**The input:**
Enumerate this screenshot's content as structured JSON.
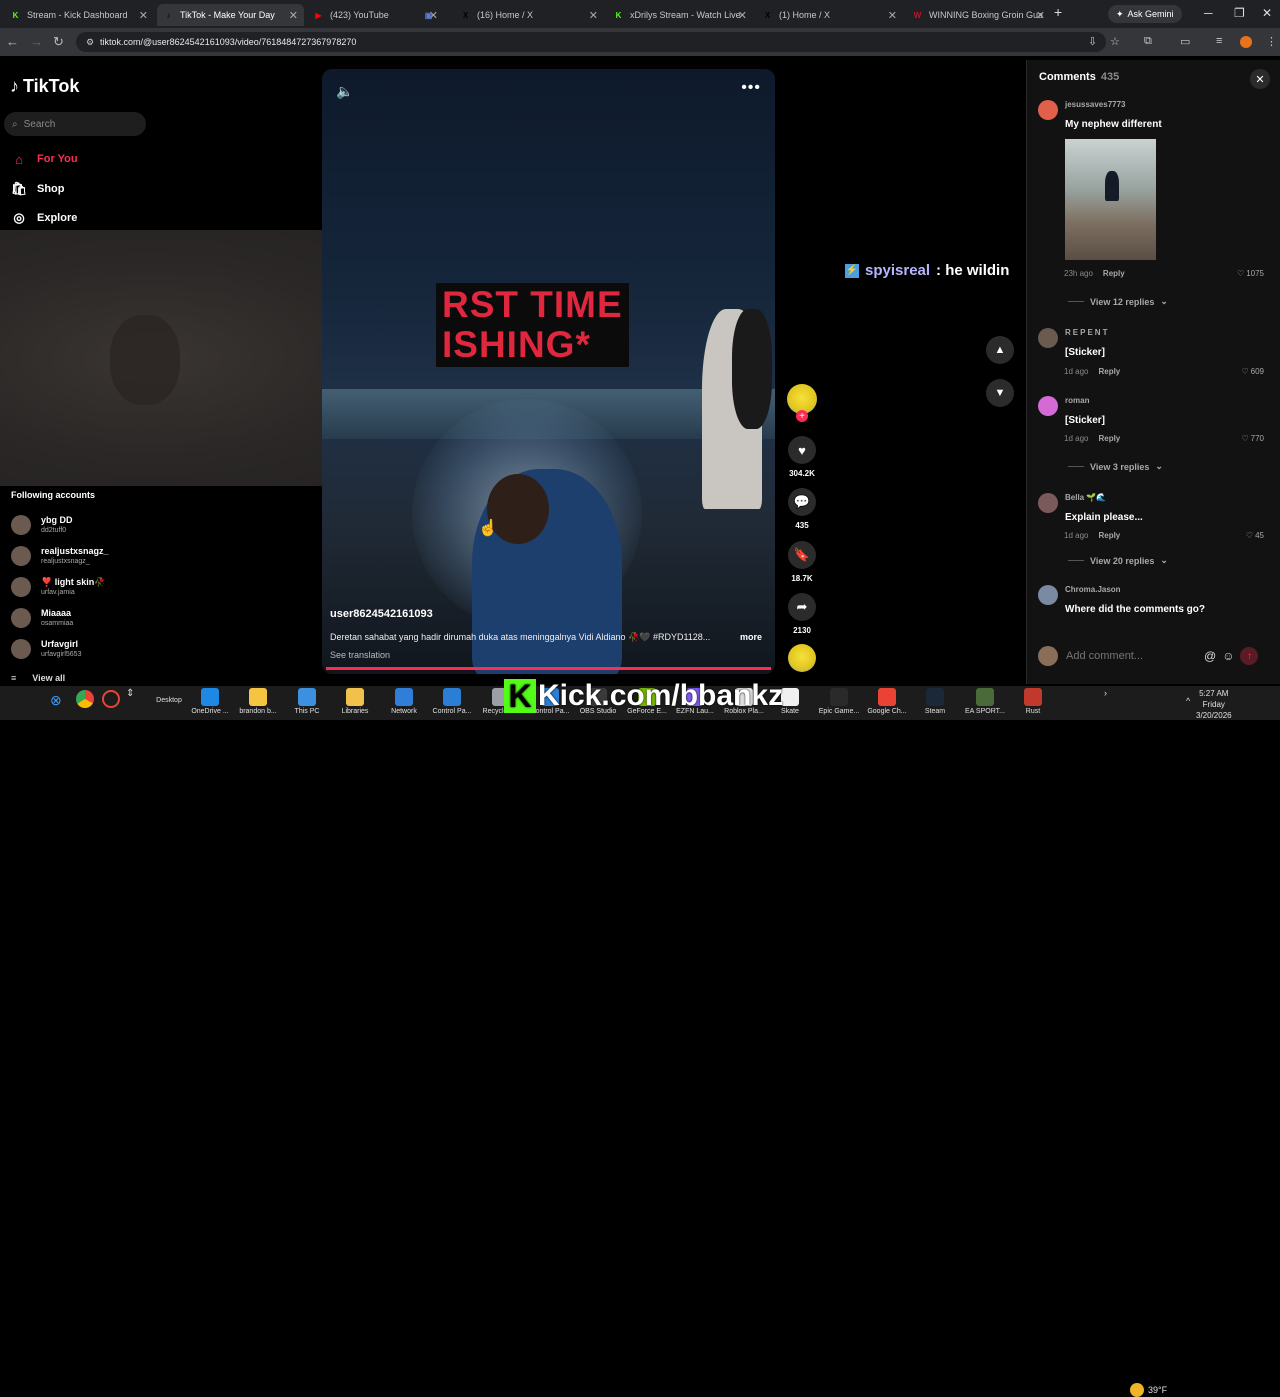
{
  "browser": {
    "tabs": [
      {
        "title": "Stream - Kick Dashboard",
        "fav": "K",
        "fav_color": "#53fc18"
      },
      {
        "title": "TikTok - Make Your Day",
        "fav": "♪",
        "fav_color": "#000000",
        "active": true
      },
      {
        "title": "(423) YouTube",
        "fav": "▶",
        "fav_color": "#ff0000"
      },
      {
        "title": "",
        "fav": "▣",
        "fav_color": "#5b7bd5"
      },
      {
        "title": "(16) Home / X",
        "fav": "X",
        "fav_color": "#000000"
      },
      {
        "title": "xDrilys Stream - Watch Live",
        "fav": "K",
        "fav_color": "#53fc18"
      },
      {
        "title": "(1) Home / X",
        "fav": "X",
        "fav_color": "#000000"
      },
      {
        "title": "WINNING Boxing Groin Gua",
        "fav": "W",
        "fav_color": "#c0152f"
      }
    ],
    "ask_gemini": "Ask Gemini",
    "url": "tiktok.com/@user8624542161093/video/7618484727367978270"
  },
  "sidebar": {
    "logo_text": "TikTok",
    "search_placeholder": "Search",
    "nav": [
      {
        "label": "For You",
        "icon": "home-icon",
        "color": "#fe2c55"
      },
      {
        "label": "Shop",
        "icon": "shop-icon",
        "color": "#ffffff"
      },
      {
        "label": "Explore",
        "icon": "compass-icon",
        "color": "#ffffff"
      }
    ],
    "following_title": "Following accounts",
    "following": [
      {
        "name": "ybg DD",
        "handle": "dd2tuff0"
      },
      {
        "name": "realjustxsnagz_",
        "handle": "realjustxsnagz_"
      },
      {
        "name": "❣️ light skin🥀",
        "handle": "urfav.jamia"
      },
      {
        "name": "Miaaaa",
        "handle": "osammiaa"
      },
      {
        "name": "Urfavgirl",
        "handle": "urfavgirl5653"
      }
    ],
    "view_all": "View all"
  },
  "video": {
    "caption_line1": "RST TIME",
    "caption_line2": "ISHING*",
    "username": "user8624542161093",
    "description": "Deretan sahabat yang hadir dirumah duka atas meninggalnya Vidi Aldiano 🥀🖤 #RDYD1128...",
    "more": "more",
    "see_translation": "See translation",
    "progress": 1.0
  },
  "actions": {
    "likes": "304.2K",
    "comments": "435",
    "saves": "18.7K",
    "shares": "2130"
  },
  "chat_overlay": {
    "user": "spyisreal",
    "message": ": he wildin"
  },
  "comments_panel": {
    "title": "Comments",
    "count": "435",
    "comments": [
      {
        "user": "jesussaves7773",
        "text": "My nephew different",
        "age": "23h ago",
        "reply": "Reply",
        "likes": "1075",
        "avatar_color": "#e0604a",
        "replies": "View 12 replies"
      },
      {
        "user": "REPENT",
        "text": "[Sticker]",
        "age": "1d ago",
        "reply": "Reply",
        "likes": "609",
        "avatar_color": "#6a5a50"
      },
      {
        "user": "roman",
        "text": "[Sticker]",
        "age": "1d ago",
        "reply": "Reply",
        "likes": "770",
        "avatar_color": "#d46ad6",
        "replies": "View 3 replies"
      },
      {
        "user": "Bella 🌱🌊",
        "text": "Explain please...",
        "age": "1d ago",
        "reply": "Reply",
        "likes": "45",
        "avatar_color": "#7a5a5a",
        "replies": "View 20 replies"
      },
      {
        "user": "Chroma.Jason",
        "text": "Where did the comments go?",
        "avatar_color": "#7a8aa0"
      }
    ],
    "add_placeholder": "Add comment..."
  },
  "taskbar": {
    "items": [
      {
        "label": "Desktop",
        "color": "#1c1c1c"
      },
      {
        "label": "OneDrive ...",
        "color": "#1e88e5"
      },
      {
        "label": "brandon b...",
        "color": "#f5c542"
      },
      {
        "label": "This PC",
        "color": "#3d8fe0"
      },
      {
        "label": "Libraries",
        "color": "#f0c24b"
      },
      {
        "label": "Network",
        "color": "#2f7fd8"
      },
      {
        "label": "Control Pa...",
        "color": "#2a7fd4"
      },
      {
        "label": "Recycle Bin",
        "color": "#9aa0a6"
      },
      {
        "label": "Control Pa...",
        "color": "#2a7fd4"
      },
      {
        "label": "OBS Studio",
        "color": "#3a3a3a"
      },
      {
        "label": "GeForce E...",
        "color": "#76b900"
      },
      {
        "label": "EZFN Lau...",
        "color": "#7f5af0"
      },
      {
        "label": "Roblox Pla...",
        "color": "#e0e0e0"
      },
      {
        "label": "Skate",
        "color": "#f0f0f0"
      },
      {
        "label": "Epic Game...",
        "color": "#2a2a2a"
      },
      {
        "label": "Google Ch...",
        "color": "#ea4335"
      },
      {
        "label": "Steam",
        "color": "#1b2838"
      },
      {
        "label": "EA SPORT...",
        "color": "#4a6a3a"
      },
      {
        "label": "Rust",
        "color": "#c0392b"
      }
    ],
    "kick_banner": "Kick.com/bbankz",
    "weather_temp": "39°F",
    "time": "5:27 AM",
    "day": "Friday",
    "date": "3/20/2026"
  }
}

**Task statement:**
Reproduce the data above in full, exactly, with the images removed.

**Solution for this task:**
Enumerate this screenshot's content as structured JSON.
{
  "browser": {
    "tabs": [
      {
        "title": "Stream - Kick Dashboard",
        "fav": "K",
        "fav_color": "#53fc18"
      },
      {
        "title": "TikTok - Make Your Day",
        "fav": "♪",
        "fav_color": "#000000",
        "active": true
      },
      {
        "title": "(423) YouTube",
        "fav": "▶",
        "fav_color": "#ff0000"
      },
      {
        "title": "",
        "fav": "▣",
        "fav_color": "#5b7bd5"
      },
      {
        "title": "(16) Home / X",
        "fav": "X",
        "fav_color": "#000000"
      },
      {
        "title": "xDrilys Stream - Watch Live",
        "fav": "K",
        "fav_color": "#53fc18"
      },
      {
        "title": "(1) Home / X",
        "fav": "X",
        "fav_color": "#000000"
      },
      {
        "title": "WINNING Boxing Groin Gua",
        "fav": "W",
        "fav_color": "#c0152f"
      }
    ],
    "ask_gemini": "Ask Gemini",
    "url": "tiktok.com/@user8624542161093/video/7618484727367978270"
  },
  "sidebar": {
    "logo_text": "TikTok",
    "search_placeholder": "Search",
    "nav": [
      {
        "label": "For You",
        "icon": "home-icon",
        "color": "#fe2c55"
      },
      {
        "label": "Shop",
        "icon": "shop-icon",
        "color": "#ffffff"
      },
      {
        "label": "Explore",
        "icon": "compass-icon",
        "color": "#ffffff"
      }
    ],
    "following_title": "Following accounts",
    "following": [
      {
        "name": "ybg DD",
        "handle": "dd2tuff0"
      },
      {
        "name": "realjustxsnagz_",
        "handle": "realjustxsnagz_"
      },
      {
        "name": "❣️ light skin🥀",
        "handle": "urfav.jamia"
      },
      {
        "name": "Miaaaa",
        "handle": "osammiaa"
      },
      {
        "name": "Urfavgirl",
        "handle": "urfavgirl5653"
      }
    ],
    "view_all": "View all"
  },
  "video": {
    "caption_line1": "RST TIME",
    "caption_line2": "ISHING*",
    "username": "user8624542161093",
    "description": "Deretan sahabat yang hadir dirumah duka atas meninggalnya Vidi Aldiano 🥀🖤 #RDYD1128...",
    "more": "more",
    "see_translation": "See translation",
    "progress": 1.0
  },
  "actions": {
    "likes": "304.2K",
    "comments": "435",
    "saves": "18.7K",
    "shares": "2130"
  },
  "chat_overlay": {
    "user": "spyisreal",
    "message": ": he wildin"
  },
  "comments_panel": {
    "title": "Comments",
    "count": "435",
    "comments": [
      {
        "user": "jesussaves7773",
        "text": "My nephew different",
        "age": "23h ago",
        "reply": "Reply",
        "likes": "1075",
        "avatar_color": "#e0604a",
        "replies": "View 12 replies"
      },
      {
        "user": "REPENT",
        "text": "[Sticker]",
        "age": "1d ago",
        "reply": "Reply",
        "likes": "609",
        "avatar_color": "#6a5a50"
      },
      {
        "user": "roman",
        "text": "[Sticker]",
        "age": "1d ago",
        "reply": "Reply",
        "likes": "770",
        "avatar_color": "#d46ad6",
        "replies": "View 3 replies"
      },
      {
        "user": "Bella 🌱🌊",
        "text": "Explain please...",
        "age": "1d ago",
        "reply": "Reply",
        "likes": "45",
        "avatar_color": "#7a5a5a",
        "replies": "View 20 replies"
      },
      {
        "user": "Chroma.Jason",
        "text": "Where did the comments go?",
        "avatar_color": "#7a8aa0"
      }
    ],
    "add_placeholder": "Add comment..."
  },
  "taskbar": {
    "items": [
      {
        "label": "Desktop",
        "color": "#1c1c1c"
      },
      {
        "label": "OneDrive ...",
        "color": "#1e88e5"
      },
      {
        "label": "brandon b...",
        "color": "#f5c542"
      },
      {
        "label": "This PC",
        "color": "#3d8fe0"
      },
      {
        "label": "Libraries",
        "color": "#f0c24b"
      },
      {
        "label": "Network",
        "color": "#2f7fd8"
      },
      {
        "label": "Control Pa...",
        "color": "#2a7fd4"
      },
      {
        "label": "Recycle Bin",
        "color": "#9aa0a6"
      },
      {
        "label": "Control Pa...",
        "color": "#2a7fd4"
      },
      {
        "label": "OBS Studio",
        "color": "#3a3a3a"
      },
      {
        "label": "GeForce E...",
        "color": "#76b900"
      },
      {
        "label": "EZFN Lau...",
        "color": "#7f5af0"
      },
      {
        "label": "Roblox Pla...",
        "color": "#e0e0e0"
      },
      {
        "label": "Skate",
        "color": "#f0f0f0"
      },
      {
        "label": "Epic Game...",
        "color": "#2a2a2a"
      },
      {
        "label": "Google Ch...",
        "color": "#ea4335"
      },
      {
        "label": "Steam",
        "color": "#1b2838"
      },
      {
        "label": "EA SPORT...",
        "color": "#4a6a3a"
      },
      {
        "label": "Rust",
        "color": "#c0392b"
      }
    ],
    "kick_banner": "Kick.com/bbankz",
    "weather_temp": "39°F",
    "time": "5:27 AM",
    "day": "Friday",
    "date": "3/20/2026"
  }
}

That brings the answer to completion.